Having been a nerd (a wild, fearless nerd but a nerd nonetheless) for my entire life, my expectations for Valentine’s Day have never been ambitious. Oddly, I have had my fair share of roses. I’m sure there are catty people lurking about who would suggest, maliciously, that I may have gotten a few dozen more than my fair share.
After we’d been married for a couple of years, I told my husband that he shouldn’t send any more flowers. The expense for something that will only wilt and die is not as thrilling once the knot has been tied. We’ve been married for quite a while. Our anniversary was last week; Valentine’s Day is tomorrow. I am not lying when I say there is nothing I want.
Yesterday, I lied by inference. I had to. A man, we have a business relationship with, asked me about our anniversary last week. I told him that I had acquired enough jewelry throughout our marriage (truth) that I wouldn’t want any more (truth). I told him I was most pleased by our new down comforter and a beautiful, signature trash can in the kitchen. That was the inference lie.
You know, that I bought a down comforter a couple of weeks ago but he did not. The kitchen trash receptacle came to me via a gift certificate from my oldest and dearest friend. You know, too, that I am very frugal and I consider potential purchases for years sometimes before I cave. Such was the case, or could have been the case, with the trash can. I saw it online in December and visited it daily, okay maybe a few times a day, without actually buying. When the gift certificate arrived I applied it to the trash can purchase on Amazon. You know how I love a happy ending!
My husband sees me as someone who is deserving of roses and jewels, which is very sweet and among the many reasons we’re still married and I haven’t killed him yet. I am a person who doesn’t have a use for more jewelry but I do have a use for a fashionable sturdy, trash, receptacle. I’m sure you understand why I lied by inference to protect my husband. I just don’t see the point in buying something that has no utilitarian purpose. I am, after all, a nerd.
The foot pedal-lid lifter mechanism is good for 120,000 openings, which equals over 16 daily openings for the next 20 years. You cannot imagine the joy in my heart.

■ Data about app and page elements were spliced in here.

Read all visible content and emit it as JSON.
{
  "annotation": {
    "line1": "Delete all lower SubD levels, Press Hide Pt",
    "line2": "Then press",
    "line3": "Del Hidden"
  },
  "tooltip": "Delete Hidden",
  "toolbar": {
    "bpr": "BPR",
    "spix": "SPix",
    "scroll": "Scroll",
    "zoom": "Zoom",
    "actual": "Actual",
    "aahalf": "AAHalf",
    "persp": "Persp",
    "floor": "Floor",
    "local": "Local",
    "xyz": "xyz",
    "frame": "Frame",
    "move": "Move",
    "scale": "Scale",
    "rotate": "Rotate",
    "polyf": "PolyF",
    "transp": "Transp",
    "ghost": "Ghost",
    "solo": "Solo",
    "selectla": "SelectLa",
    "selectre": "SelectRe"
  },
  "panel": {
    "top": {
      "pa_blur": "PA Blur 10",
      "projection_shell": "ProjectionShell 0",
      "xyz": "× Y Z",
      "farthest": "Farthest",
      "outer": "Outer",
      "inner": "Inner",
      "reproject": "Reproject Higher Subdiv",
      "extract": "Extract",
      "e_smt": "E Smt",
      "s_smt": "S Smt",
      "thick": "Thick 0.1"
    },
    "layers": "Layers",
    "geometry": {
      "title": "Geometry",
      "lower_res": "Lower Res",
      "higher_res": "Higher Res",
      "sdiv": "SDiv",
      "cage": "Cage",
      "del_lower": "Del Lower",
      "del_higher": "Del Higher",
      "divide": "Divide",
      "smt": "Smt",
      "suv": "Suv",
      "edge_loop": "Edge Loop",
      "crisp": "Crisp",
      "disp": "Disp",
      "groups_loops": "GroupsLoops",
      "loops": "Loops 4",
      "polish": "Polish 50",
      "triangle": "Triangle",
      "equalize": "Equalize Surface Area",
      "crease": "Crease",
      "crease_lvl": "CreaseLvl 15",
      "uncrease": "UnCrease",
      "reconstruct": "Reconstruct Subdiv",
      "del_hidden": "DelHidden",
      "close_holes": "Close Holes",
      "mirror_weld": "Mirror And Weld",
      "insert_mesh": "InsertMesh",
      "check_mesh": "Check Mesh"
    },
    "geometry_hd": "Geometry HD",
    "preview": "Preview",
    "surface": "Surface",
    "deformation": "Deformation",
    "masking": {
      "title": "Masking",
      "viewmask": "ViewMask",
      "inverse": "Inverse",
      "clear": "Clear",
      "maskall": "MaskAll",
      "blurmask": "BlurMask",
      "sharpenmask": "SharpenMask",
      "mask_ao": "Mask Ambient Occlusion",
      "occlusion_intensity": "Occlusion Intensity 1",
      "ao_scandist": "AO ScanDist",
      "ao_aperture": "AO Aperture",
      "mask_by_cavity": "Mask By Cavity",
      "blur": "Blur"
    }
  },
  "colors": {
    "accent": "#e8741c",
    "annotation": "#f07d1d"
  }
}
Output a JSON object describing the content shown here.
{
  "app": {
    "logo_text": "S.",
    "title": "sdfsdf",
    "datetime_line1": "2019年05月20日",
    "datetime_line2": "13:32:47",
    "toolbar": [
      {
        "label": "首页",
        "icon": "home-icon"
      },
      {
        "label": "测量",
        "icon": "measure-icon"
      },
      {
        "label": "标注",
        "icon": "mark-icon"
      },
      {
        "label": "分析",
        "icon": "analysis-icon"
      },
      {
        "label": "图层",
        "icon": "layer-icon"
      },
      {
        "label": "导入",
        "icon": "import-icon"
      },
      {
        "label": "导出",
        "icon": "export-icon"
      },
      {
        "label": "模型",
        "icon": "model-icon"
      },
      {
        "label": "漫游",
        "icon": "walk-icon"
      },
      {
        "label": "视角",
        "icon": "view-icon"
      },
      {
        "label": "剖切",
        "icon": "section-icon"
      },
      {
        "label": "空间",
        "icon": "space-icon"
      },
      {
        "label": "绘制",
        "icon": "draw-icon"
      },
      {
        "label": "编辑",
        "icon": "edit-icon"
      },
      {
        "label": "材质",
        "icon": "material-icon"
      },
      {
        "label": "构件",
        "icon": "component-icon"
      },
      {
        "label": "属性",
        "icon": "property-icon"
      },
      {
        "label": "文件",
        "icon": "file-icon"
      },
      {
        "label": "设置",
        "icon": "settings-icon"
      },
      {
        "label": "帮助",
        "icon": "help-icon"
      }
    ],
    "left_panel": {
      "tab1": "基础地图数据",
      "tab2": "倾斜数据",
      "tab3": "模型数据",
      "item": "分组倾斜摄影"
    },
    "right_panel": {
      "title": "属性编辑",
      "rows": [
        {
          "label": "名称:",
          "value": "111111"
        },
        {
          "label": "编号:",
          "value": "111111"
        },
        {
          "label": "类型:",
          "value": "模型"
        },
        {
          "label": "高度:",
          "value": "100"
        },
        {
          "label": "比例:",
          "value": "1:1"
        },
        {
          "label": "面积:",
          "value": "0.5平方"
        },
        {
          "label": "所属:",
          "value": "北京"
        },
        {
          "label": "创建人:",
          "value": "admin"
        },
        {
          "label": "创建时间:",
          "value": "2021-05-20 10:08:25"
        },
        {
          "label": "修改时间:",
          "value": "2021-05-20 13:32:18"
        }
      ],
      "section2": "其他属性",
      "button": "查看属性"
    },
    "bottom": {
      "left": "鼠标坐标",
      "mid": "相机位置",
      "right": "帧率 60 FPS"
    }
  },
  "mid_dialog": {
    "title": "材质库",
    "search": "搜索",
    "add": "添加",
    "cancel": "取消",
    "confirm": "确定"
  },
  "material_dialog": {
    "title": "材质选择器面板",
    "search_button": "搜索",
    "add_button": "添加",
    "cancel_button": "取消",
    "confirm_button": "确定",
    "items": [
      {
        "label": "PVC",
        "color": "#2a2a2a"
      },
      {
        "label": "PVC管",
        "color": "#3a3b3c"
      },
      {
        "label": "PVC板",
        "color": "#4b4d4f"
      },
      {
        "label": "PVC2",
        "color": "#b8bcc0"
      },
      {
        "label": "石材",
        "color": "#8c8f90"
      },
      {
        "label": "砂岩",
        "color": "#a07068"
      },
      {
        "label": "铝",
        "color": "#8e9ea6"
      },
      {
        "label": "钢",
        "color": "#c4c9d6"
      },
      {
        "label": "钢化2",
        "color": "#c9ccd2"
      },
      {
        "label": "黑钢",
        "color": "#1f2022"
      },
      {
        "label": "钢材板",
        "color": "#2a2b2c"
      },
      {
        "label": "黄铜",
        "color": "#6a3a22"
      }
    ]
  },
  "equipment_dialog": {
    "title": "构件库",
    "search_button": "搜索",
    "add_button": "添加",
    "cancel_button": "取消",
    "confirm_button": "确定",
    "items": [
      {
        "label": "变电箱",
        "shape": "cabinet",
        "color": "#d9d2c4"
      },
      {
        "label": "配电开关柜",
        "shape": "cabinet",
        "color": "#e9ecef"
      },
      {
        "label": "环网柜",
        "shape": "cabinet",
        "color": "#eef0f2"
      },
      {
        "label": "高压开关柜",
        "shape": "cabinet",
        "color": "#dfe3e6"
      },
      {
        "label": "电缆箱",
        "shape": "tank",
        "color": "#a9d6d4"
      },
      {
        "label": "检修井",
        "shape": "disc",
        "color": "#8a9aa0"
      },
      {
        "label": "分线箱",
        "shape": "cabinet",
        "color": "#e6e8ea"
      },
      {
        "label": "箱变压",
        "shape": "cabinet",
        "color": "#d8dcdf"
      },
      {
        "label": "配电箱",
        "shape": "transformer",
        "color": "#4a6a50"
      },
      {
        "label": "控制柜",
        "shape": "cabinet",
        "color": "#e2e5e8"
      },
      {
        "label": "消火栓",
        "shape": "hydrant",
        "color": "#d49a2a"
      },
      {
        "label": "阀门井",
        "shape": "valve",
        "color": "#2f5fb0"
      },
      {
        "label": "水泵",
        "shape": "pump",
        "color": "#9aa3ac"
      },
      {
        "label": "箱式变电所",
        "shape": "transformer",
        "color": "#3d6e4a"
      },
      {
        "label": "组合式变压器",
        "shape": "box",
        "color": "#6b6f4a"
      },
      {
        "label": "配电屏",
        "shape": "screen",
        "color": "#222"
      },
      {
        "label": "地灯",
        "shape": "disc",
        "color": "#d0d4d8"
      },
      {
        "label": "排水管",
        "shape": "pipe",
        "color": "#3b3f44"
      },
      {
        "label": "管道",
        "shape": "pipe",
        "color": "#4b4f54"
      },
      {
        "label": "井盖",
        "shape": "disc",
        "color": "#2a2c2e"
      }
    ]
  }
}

If I live to be 80, and I limit myself to a mere 10 to 11 daily openings, the can will still last as long as I do. One of my catty friends told me if I died, and willed it to her, she’d like to know how many lifts were left.